Biting is a normal part of puppy play. Even adult dogs will softly bite each other when they play. But how did the adult dogs learn to bite softly instead of as hard as possible? It’s because they have learned bite inhibition from other dogs and good dog owners. The goal of teaching puppies not to bite hard, or even put their mouths on human skin, is to teach bite inhibition in the way that puppies would teach other puppies.
Make Some Noise
When puppies are hurt, they yelp. The younger the puppy, the more piercing the yelp will sound. This yelp is not only designed to alert the mother dog that the pup needs help, but also other dogs and puppies, too. A puppy owner needs to mimic this yelp in order to let the biting puppy know that bites can hurt.
Whenever a puppy puts his mouth on your skin or clothing, yelp. This yelp should be loud enough to get the puppy’s attention. Everyone who interacts with the puppy needs to make some sort of loud noise whenever the puppy bites or even places his mouth around shoelaces, shirt sleeves or fingers. If every human reacts in the same way, then it’s easier for the puppy to learn to keep his mouth to himself.
One reason why puppies bite is because chewing helps to eliminate any teething pain. It’s also thought that the act of chewing releases endorphins into a canine brain. After making a yelp, the puppy will often let go of whatever she was biting. She may even back up or jump in surprise. But she will need to chew soon after the shock wears off.
Get a chew toy ready and offer it to the puppy. The puppy’s need to chew is deterred to something more appropriate than fingers or shoes. Praise the puppy for chewing on the right object whenever you see the puppy do so. Get other people who interact with the puppy to do the same thing.
What About Spray Deterrents?
Puppies that were the only pups in the litter and didn’t have any other puppies to play with may have a more difficult time learning not to bite. The puppy will have played with the mother and the mother may growl or hold the puppy gently with her mouth whenever the pup bit too hard.
The puppy owner may have to spray their hands, shoes or clothing with a spray deterrent usually marketed as bitter apple or training spray. It tastes horrible (even by human standards) but is not harmful. Never spray the puppy in the face or body. Also, be sure to wash your hands before eating or giving the puppy a treat.
ASPCA Complete Guide to Dogs. Sheldon L. Gerstenfeld, VMD. Chronicle Books; 1999.

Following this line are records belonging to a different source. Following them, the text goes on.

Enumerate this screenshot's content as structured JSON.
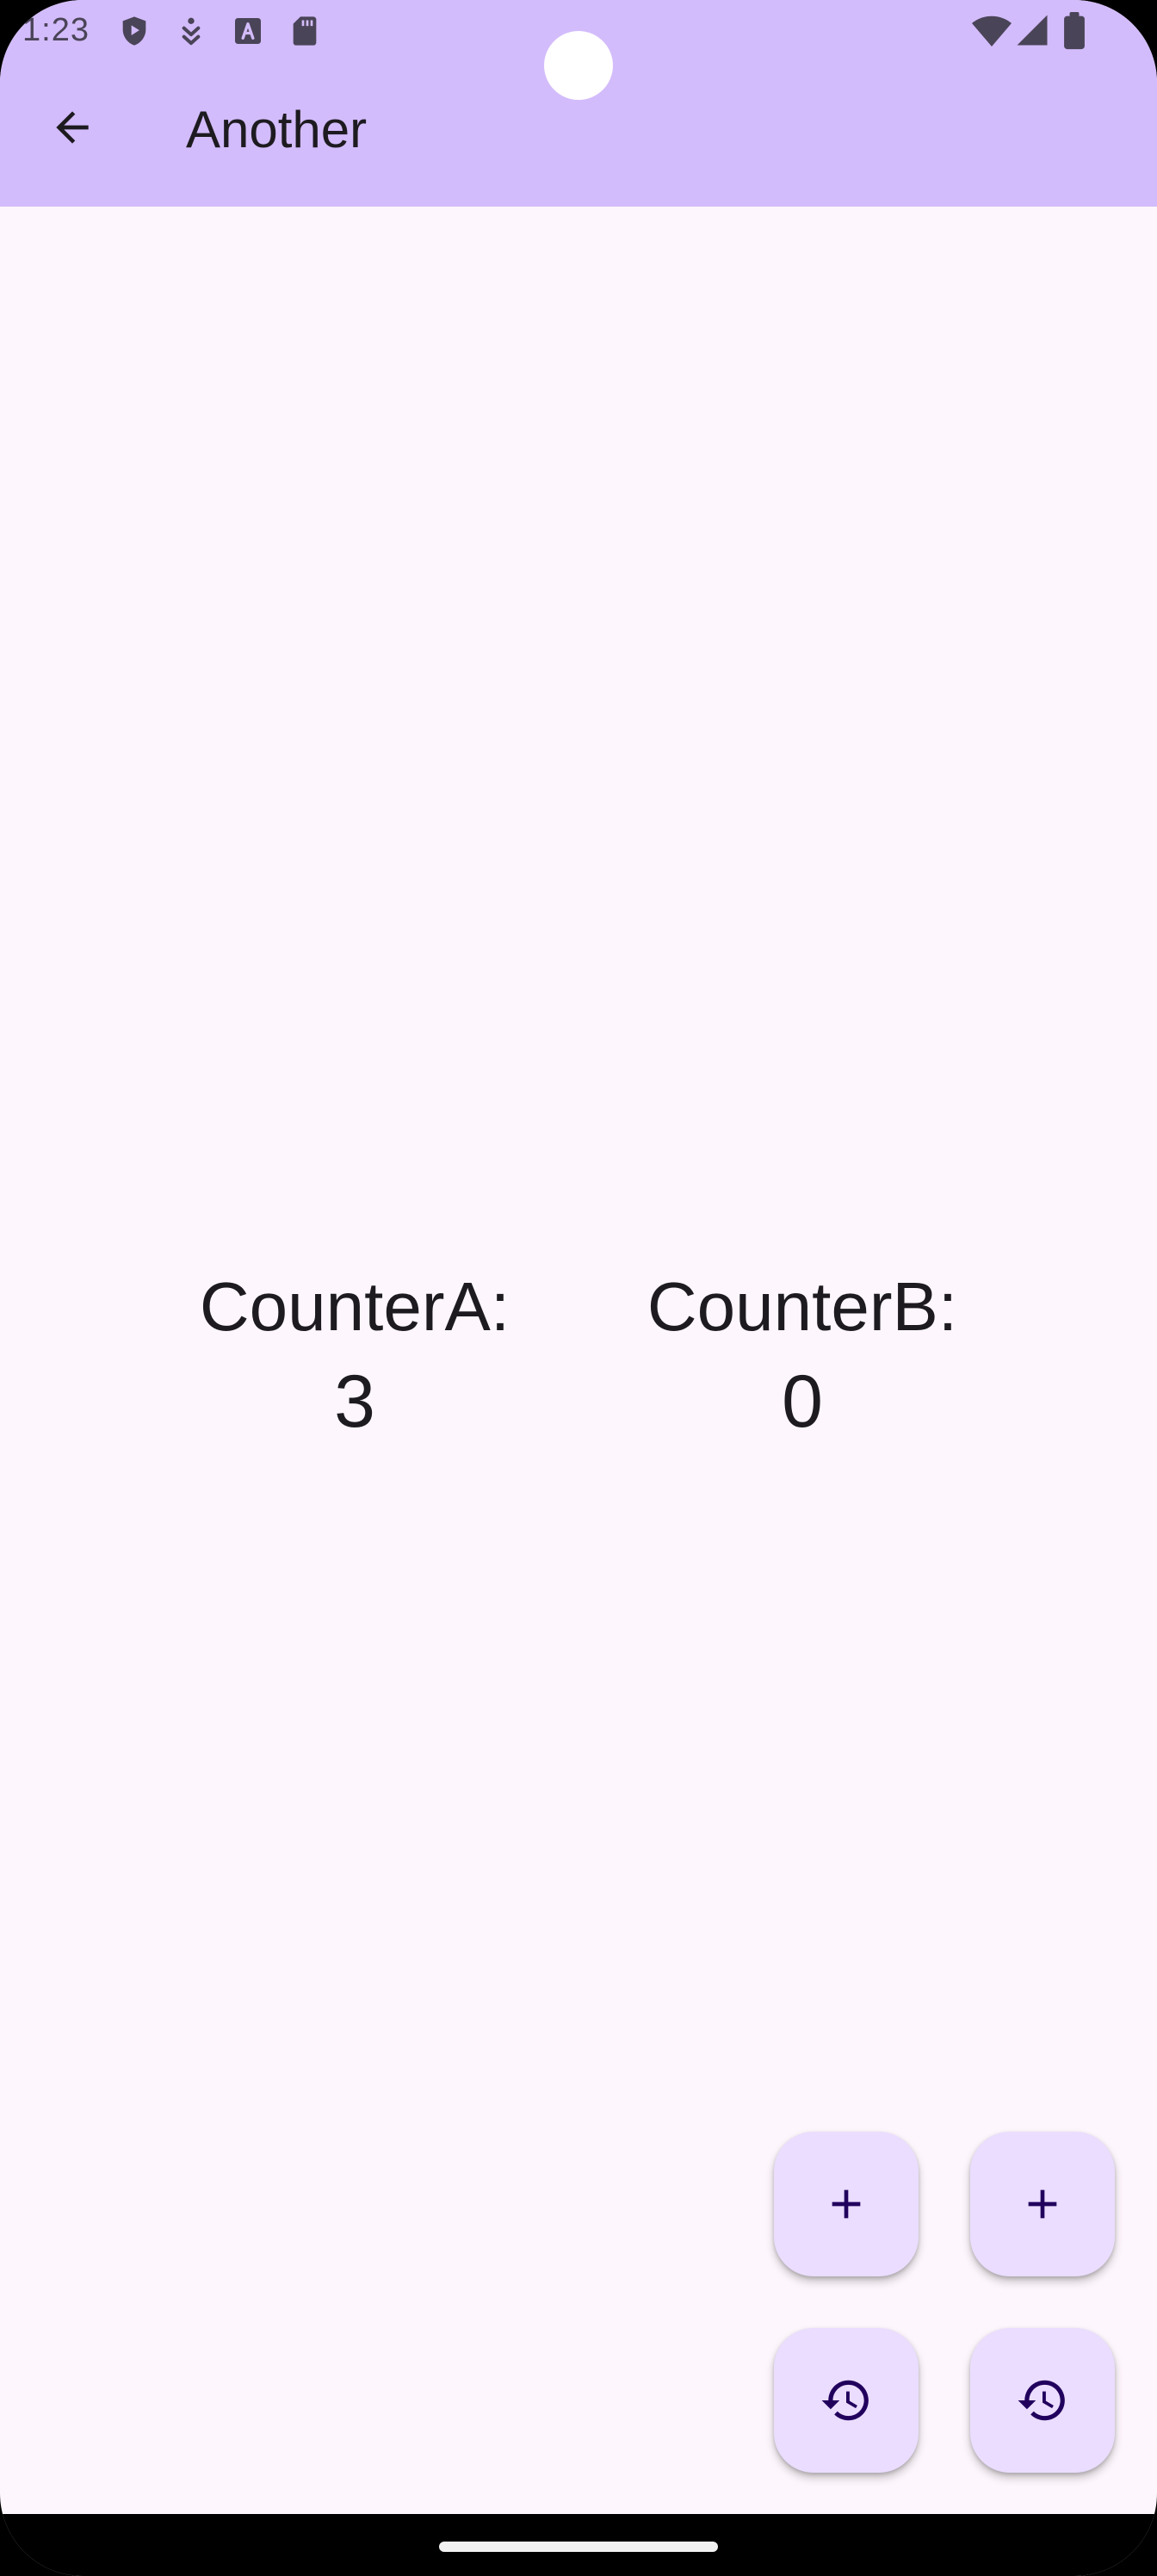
{
  "status_bar": {
    "time": "1:23",
    "left_icons": [
      "play-protect-icon",
      "accessibility-icon",
      "keyboard-a-icon",
      "sd-card-icon"
    ],
    "right_icons": [
      "wifi-icon",
      "cell-signal-icon",
      "battery-icon"
    ]
  },
  "app_bar": {
    "title": "Another",
    "back_icon": "arrow-back-icon"
  },
  "counters": {
    "a": {
      "label": "CounterA:",
      "value": "3"
    },
    "b": {
      "label": "CounterB:",
      "value": "0"
    }
  },
  "fabs": {
    "increment_icon": "add-icon",
    "reset_icon": "history-icon"
  },
  "colors": {
    "app_bar": "#D3BCFB",
    "background": "#FDF6FC",
    "fab": "#EADDFF",
    "on_fab": "#21005D",
    "text": "#1D1B20"
  }
}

KISS Guide to Raising a Puppy. Liz Palika. Dorling-Kindersley Ltd; 2002.
Humane Society of the United States. “Chewing: The Why’s and How’s to Stop a Gnawing Problem.”